High school students who completed higher levels of math, performed better academically, and had a greater sense of control of their future were more likely to migrate and work in labor markets with larger shares of college-educated workers, according to a new study by sociologists at The University of Texas at Austin (UT Austin).
It can be hard to plan for basic needs, like paying rent or taking care of your kids, if you don’t know when you’ll be working next week or just how many hours you will be needed.
A new study by researchers at the University of California-Davis, finds that an unpredictable work week is the norm for growing numbers of low-wage workers — nearly 40 percent of whom worked variable hours for at least one four-month period after the start of the 2007-09 Great Recession.
As the U.S. experiences sharp increases in drug overdoses, researchers in Delaware are using geo-mapping to look at the state, neighborhood by neighborhood, to identify “hot spots” where the use of prescription fentanyl — an extremely powerful synthetic opiate, which recently attracted national attention as the drug that caused Prince’s death — and other opiates is especially prevalent.

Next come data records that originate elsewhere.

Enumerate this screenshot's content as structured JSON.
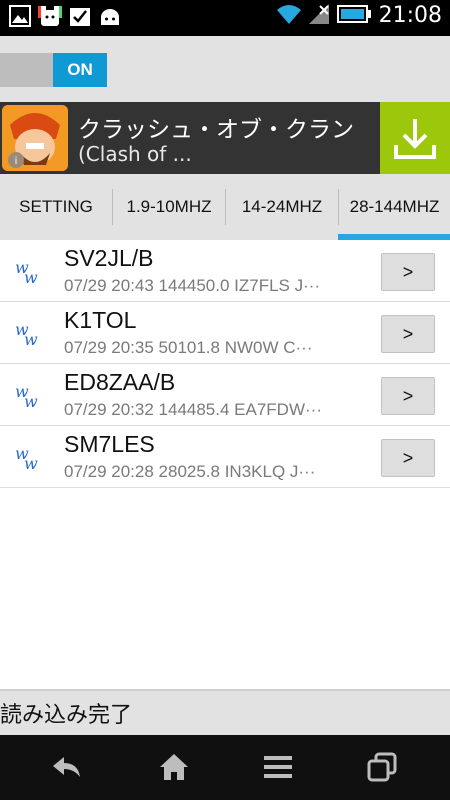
{
  "status_bar": {
    "time": "21:08",
    "icons": [
      "image-notification-icon",
      "dog-notification-icon",
      "check-notification-icon",
      "android-notification-icon",
      "wifi-icon",
      "signal-icon",
      "battery-icon"
    ]
  },
  "toggle": {
    "label": "ON",
    "state": true,
    "accent": "#0f9ad6"
  },
  "ad": {
    "title": "クラッシュ・オブ・クラン",
    "subtitle": "(Clash of ...",
    "download_color": "#9cc70a"
  },
  "tabs": [
    {
      "label": "SETTING",
      "active": false
    },
    {
      "label": "1.9-10MHZ",
      "active": false
    },
    {
      "label": "14-24MHZ",
      "active": false
    },
    {
      "label": "28-144MHZ",
      "active": true
    }
  ],
  "spots": [
    {
      "call": "SV2JL/B",
      "detail": "07/29 20:43 144450.0 IZ7FLS J···",
      "button": ">"
    },
    {
      "call": "K1TOL",
      "detail": "07/29 20:35 50101.8 NW0W C···",
      "button": ">"
    },
    {
      "call": "ED8ZAA/B",
      "detail": "07/29 20:32 144485.4 EA7FDW···",
      "button": ">"
    },
    {
      "call": "SM7LES",
      "detail": "07/29 20:28 28025.8 IN3KLQ J···",
      "button": ">"
    }
  ],
  "footer": {
    "status": "読み込み完了"
  },
  "nav": [
    "back-icon",
    "home-icon",
    "menu-icon",
    "recent-apps-icon"
  ]
}
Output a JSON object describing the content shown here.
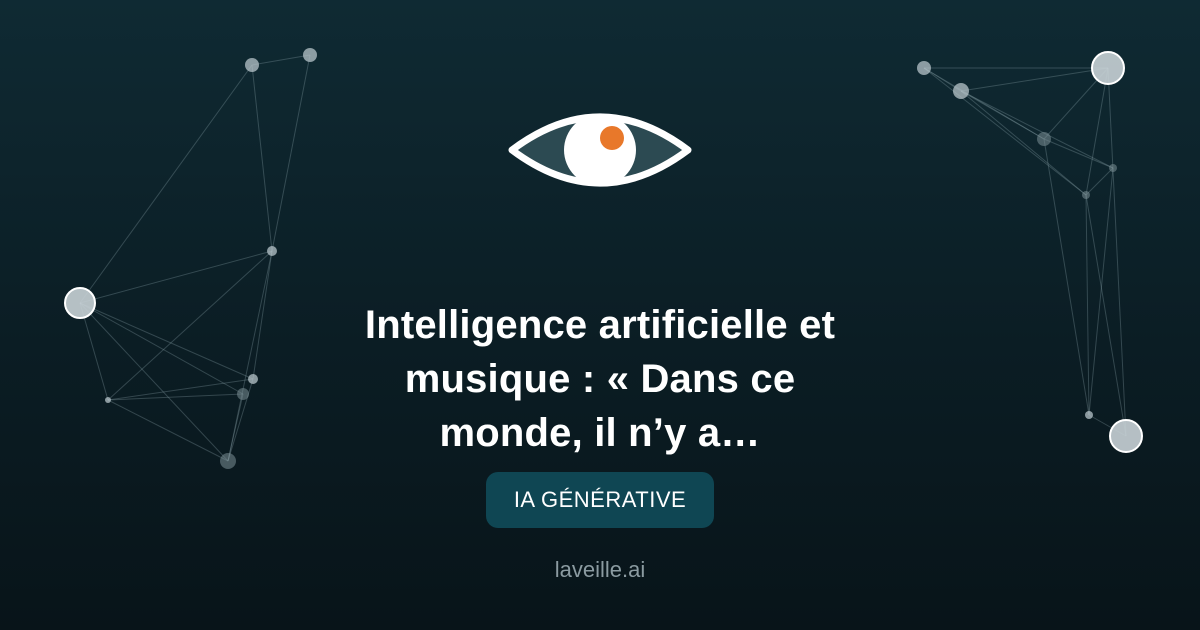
{
  "logo": {
    "icon": "eye-icon",
    "pupil_color": "#e8782a"
  },
  "article": {
    "title_lines": [
      "Intelligence artificielle et",
      "musique : « Dans ce",
      "monde, il n’y a…"
    ],
    "category": "IA GÉNÉRATIVE"
  },
  "site": {
    "name": "laveille.ai"
  },
  "colors": {
    "background": "#0b1d24",
    "tag_background": "#0f4653"
  }
}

A shift to defined-contribution retirement plans, such as 401(k) plans, has led to an income and education gap in pension savings that could exacerbate future economic inequality, according to a study that was presented at the 111th Annual Meeting of the American Sociological Association (ASA).
There are large inequalities in who enrolls in four-year collegiate programs, who finishes, and why. In this article, we draw on several waves of the Educational Longitudinal Study, explore family disadvantages, and uniquely highlight challenges first-generation students face. Family resources, cultural capital, and college-focused parental actions and their consequences for high school achievement explain most of the college attendance disadvantage.
‘I had to change hours. . . I felt really sick, it just hit me, it hit all of us.’ These are the words that Colin used to describe the painful reality of workplace temporal flexibility for many workers. And it is an experience which is becoming increasingly common.
This study tests a central theoretical assumption of stress process and job strain models, namely that increases in employees’ control and support at work should promote well-being. To do so, we use a group-randomized field trial with longitudinal data from 867 information technology (IT) workers to investigate the well-being effects of STAR, an organizational intervention designed to promote greater employee control over work time and greater supervisor support for workers’ personal lives.
ASA speaks with ethnographer and sociologist Jessica Calarco at the 2016 ASA Annual Meeting on August, 2016, in Seattle, WA. Calarco talks about what it means to “do sociology,” how she uses sociology in her work, highlights of her work in the field, the relevance of sociological work to society, and her advice to students interested in entering the field.
ASA speaks with sociologist Dustin Kidd at the 2016 ASA Annual Meeting on August, 2016, in Seattle, WA. Kidd talks about what it means to “do sociology,” how he uses sociology in his work, highlights of his work in the field, the relevance of sociological work to society, and his advice to students interested in entering the field.